- _Task details_
Go through the material line by line and copy each one with the word "wind".

- _Data supplied_
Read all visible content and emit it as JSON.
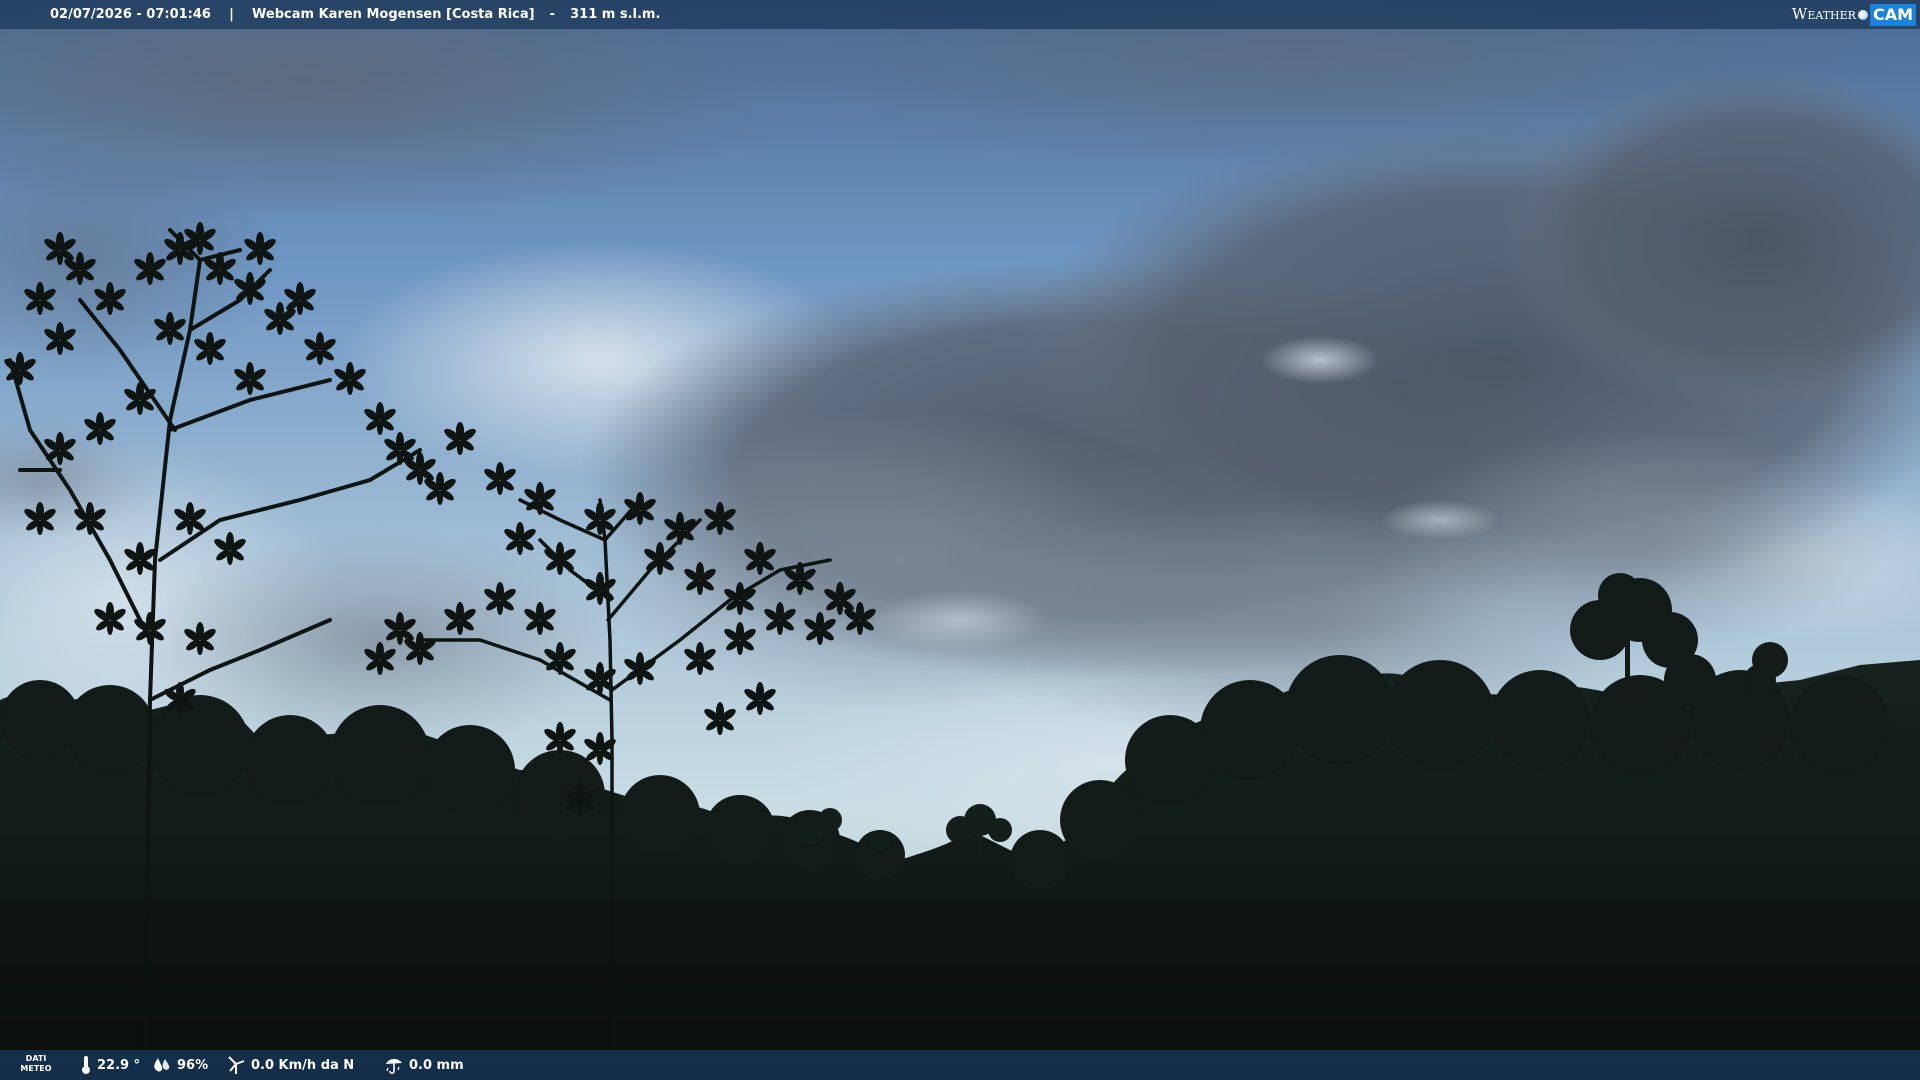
{
  "top_bar": {
    "datetime": "02/07/2026 - 07:01:46",
    "separator": "|",
    "webcam_title": "Webcam Karen Mogensen [Costa Rica]",
    "dash": "-",
    "altitude": "311 m s.l.m."
  },
  "logo": {
    "word": "Weather",
    "cam": "CAM"
  },
  "weather": {
    "label_line1": "DATI",
    "label_line2": "METEO",
    "temperature": "22.9 °",
    "humidity": "96%",
    "wind": "0.0 Km/h da N",
    "rain": "0.0 mm"
  },
  "icons": {
    "temperature": "thermometer-icon",
    "humidity": "humidity-drop-icon",
    "wind": "wind-turbine-icon",
    "rain": "rain-gauge-icon"
  },
  "colors": {
    "bar": "#1c3a5c",
    "logo_accent": "#1c84d8",
    "foliage": "#0f1a16"
  }
}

- _Output for this task_
    "wind": "0.0 Km/h da N",
    "wind": "wind-turbine-icon",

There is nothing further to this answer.